• Work to complete
Look through the entries for the string "active" and copy every line where it shows up.

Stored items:
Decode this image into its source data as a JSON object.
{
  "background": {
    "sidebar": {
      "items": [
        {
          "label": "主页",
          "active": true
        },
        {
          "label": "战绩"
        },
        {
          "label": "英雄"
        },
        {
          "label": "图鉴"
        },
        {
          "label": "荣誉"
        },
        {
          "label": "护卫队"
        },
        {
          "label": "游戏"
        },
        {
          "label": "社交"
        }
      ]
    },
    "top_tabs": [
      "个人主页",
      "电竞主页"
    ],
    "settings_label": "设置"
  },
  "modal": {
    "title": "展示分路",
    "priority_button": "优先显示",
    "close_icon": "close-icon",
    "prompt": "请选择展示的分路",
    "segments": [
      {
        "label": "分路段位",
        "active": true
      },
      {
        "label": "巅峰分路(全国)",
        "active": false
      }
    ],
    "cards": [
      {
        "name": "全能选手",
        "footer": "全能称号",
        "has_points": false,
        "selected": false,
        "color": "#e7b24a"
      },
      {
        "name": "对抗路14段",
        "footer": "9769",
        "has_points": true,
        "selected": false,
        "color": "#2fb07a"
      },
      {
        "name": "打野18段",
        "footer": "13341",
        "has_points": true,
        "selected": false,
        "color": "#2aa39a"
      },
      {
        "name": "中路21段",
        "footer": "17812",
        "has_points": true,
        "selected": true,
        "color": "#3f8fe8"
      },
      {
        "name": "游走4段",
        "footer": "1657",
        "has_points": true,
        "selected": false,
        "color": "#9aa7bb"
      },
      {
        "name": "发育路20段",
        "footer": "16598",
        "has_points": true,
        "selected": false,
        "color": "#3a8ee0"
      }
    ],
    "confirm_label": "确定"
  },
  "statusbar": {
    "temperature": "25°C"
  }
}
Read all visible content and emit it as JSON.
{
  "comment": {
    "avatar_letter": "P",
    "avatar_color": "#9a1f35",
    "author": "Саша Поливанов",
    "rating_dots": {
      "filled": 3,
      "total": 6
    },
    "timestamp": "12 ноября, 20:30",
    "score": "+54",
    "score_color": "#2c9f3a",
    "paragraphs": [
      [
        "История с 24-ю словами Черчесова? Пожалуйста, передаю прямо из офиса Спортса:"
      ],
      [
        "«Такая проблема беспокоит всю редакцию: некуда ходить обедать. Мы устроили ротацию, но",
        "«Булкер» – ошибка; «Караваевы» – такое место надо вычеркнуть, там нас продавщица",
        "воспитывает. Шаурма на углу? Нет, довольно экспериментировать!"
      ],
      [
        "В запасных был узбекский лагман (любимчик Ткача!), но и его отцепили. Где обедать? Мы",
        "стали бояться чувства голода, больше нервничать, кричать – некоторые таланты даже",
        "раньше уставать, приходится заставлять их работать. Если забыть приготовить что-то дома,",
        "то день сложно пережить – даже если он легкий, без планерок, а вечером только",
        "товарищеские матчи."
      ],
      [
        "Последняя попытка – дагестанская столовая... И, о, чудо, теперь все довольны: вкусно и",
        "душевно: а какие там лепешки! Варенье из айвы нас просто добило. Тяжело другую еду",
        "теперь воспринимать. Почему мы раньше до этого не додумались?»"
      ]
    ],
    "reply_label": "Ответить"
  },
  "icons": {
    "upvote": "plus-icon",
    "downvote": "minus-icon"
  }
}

• Output of the task
          "active": true
        "active": true
        "active": false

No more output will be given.